Toolkit for Recruiting Association Executives
9. Negotiate Employment Agreement
The employment agreement establishes a clear understanding of the obligations, rights, and duties of both parties. Addressing these areas in the agreement will reduce potential misunderstandings, ensure stability, and provide quality control. Identifying the Association Executive’s responsibilities in the agreement can help create a more stable environment because the expectations are clear and agreed upon.
Your association will want to contact legal counsel for assistance with drafting and finalizing the employment agreement. The agreement may include the following elements:
- Title and job description – Include objectives, responsibilities, reporting relationships, supervision of activities, and performance standards for the position. In addition, attach a job description as an appendix to the agreement.
- Management – This clause provides the AE authority over all staffing (hiring, terminating, promoting, discipline) matters within the association’s policies and budget.
- Performance commitment – Include a clause where the AE agrees to devote all their business time, attention, and energies exclusively to the association, and to give their best efforts and skills exclusively to performing their duties.
- Compensation – Includes base pay, performance reviews (criteria, procedures, and timetable), and how merit increases or bonuses will be determined. Compensation is based on the position, candidate experience and education, association size, and location.
- Benefits – may include:
- life insurance, health insurance (employee and family), hospitalization insurance, short-term and long-term disability
- deferred compensation, pension plan, 401(k), IRA, or SEP
- paid vacation, holiday, sick, and personal days
- reimbursement for relocation expenses
- expense reimbursement (what Association will or will not cover):
- business travel (business or first class), spouse travel (may specify expense cap), VIP lounge memberships, and entertainment expenses
- automobile allowance
- cellular phone and monthly charges
- membership dues in professional associations, trade groups, and related organizations
- professional educational courses, seminars, or continuing education
- financial planning or tax preparation services
- country club, health club, or luncheon club memberships

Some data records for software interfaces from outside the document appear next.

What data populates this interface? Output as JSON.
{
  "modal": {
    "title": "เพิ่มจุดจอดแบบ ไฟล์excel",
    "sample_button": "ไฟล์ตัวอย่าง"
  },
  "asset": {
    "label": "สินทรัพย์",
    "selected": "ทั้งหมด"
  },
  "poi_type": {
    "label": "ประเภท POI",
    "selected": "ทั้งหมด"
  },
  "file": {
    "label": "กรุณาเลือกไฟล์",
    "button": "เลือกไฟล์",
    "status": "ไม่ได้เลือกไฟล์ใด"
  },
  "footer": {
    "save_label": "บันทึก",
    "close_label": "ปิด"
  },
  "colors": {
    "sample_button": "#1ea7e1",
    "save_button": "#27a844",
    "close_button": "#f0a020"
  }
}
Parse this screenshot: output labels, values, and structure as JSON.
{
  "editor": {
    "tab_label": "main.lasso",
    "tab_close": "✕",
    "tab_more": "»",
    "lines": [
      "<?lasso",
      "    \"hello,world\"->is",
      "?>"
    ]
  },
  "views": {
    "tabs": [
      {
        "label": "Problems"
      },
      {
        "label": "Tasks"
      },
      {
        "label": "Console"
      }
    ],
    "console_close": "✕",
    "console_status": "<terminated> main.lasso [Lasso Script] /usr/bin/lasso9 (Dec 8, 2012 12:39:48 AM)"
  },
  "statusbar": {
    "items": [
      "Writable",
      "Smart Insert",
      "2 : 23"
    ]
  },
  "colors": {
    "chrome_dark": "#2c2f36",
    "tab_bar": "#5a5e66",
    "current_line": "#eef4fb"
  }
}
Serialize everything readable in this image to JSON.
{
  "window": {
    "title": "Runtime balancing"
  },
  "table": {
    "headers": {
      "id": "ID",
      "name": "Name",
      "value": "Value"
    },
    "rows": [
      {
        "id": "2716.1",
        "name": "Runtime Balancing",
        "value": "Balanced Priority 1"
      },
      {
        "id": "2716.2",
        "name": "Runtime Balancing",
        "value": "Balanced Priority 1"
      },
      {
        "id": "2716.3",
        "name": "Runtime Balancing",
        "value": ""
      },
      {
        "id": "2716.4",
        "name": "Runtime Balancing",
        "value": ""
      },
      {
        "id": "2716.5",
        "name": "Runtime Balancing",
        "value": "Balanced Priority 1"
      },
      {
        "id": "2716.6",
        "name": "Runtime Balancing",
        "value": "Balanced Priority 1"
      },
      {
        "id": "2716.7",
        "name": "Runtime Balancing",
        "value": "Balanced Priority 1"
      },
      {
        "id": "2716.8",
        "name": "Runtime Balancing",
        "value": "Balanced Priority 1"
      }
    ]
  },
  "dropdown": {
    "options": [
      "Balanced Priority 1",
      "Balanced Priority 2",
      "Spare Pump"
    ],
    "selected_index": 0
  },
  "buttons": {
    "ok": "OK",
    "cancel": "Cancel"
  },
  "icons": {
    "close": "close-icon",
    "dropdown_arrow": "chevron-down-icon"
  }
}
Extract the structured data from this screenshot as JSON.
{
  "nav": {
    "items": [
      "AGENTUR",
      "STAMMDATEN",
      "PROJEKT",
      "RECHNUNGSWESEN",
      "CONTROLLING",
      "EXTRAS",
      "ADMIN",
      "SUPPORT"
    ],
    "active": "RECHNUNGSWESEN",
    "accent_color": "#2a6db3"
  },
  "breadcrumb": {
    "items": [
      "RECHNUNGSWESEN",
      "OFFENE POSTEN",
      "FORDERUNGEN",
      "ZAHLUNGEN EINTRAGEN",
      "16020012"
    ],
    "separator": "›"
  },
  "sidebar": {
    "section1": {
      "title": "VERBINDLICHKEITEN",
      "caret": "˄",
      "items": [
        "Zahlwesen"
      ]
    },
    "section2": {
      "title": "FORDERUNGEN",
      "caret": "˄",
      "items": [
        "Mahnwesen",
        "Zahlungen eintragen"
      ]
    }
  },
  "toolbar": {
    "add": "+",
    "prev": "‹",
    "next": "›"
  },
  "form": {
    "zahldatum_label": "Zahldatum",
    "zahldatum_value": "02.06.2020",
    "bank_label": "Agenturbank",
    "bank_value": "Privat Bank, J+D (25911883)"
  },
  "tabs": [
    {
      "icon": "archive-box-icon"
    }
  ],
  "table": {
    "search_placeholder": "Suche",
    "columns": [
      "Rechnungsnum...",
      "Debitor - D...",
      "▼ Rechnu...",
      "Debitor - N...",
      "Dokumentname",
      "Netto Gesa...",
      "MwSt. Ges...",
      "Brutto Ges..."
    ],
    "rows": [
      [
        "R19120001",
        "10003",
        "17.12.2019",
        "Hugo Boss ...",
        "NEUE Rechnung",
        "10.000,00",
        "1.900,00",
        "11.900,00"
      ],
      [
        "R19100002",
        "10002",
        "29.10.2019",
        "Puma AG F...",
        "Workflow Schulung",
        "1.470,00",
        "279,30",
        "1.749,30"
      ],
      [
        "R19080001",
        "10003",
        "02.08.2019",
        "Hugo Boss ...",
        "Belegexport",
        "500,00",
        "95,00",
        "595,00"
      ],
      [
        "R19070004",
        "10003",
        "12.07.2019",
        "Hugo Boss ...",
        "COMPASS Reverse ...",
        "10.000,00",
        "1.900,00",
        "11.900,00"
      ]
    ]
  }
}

- Term of Agreement – Specify the term of agreement making sure time frames are long enough to allow AEs to prove themselves. Two to three years is usually a mutually acceptable term. Include renewal and extension of the contract, including notification.
- Disability or death – Detail what will happen if AE is temporarily disabled due to illness or unable to perform required duties. The association may agree to a leave of absence for a specific time. Also, address the issue of how long to continue compensation and benefits during disability. Be sure the agreement covers what happens if the EO dies during the term of employment. Depending on the size of the association, various state or federal acts may apply (i.e., Family and Medical Leave Act).
- Termination – This section of the contract should focus on termination for cause, without cause, voluntary, involuntary, mergers, or reorganizations. Specify a time frame and method for notification of termination and how such termination occurs. The association may wish to retain the right to terminate the AE without notice in certain “with cause” circumstances (embezzlement or conviction of a felony), provided such summary action is permissible under state law. The association may wish to consider specifying severance arrangements, including outplacement assistance, should it choose to terminate the AE’s agreement.
- Noncompete – The contract may limit the AE from becoming involved in other activities that are a conflict of interest.
View HR Toolkit - For Association Leadership to see additional HR tools to assist association presidents and their AEs.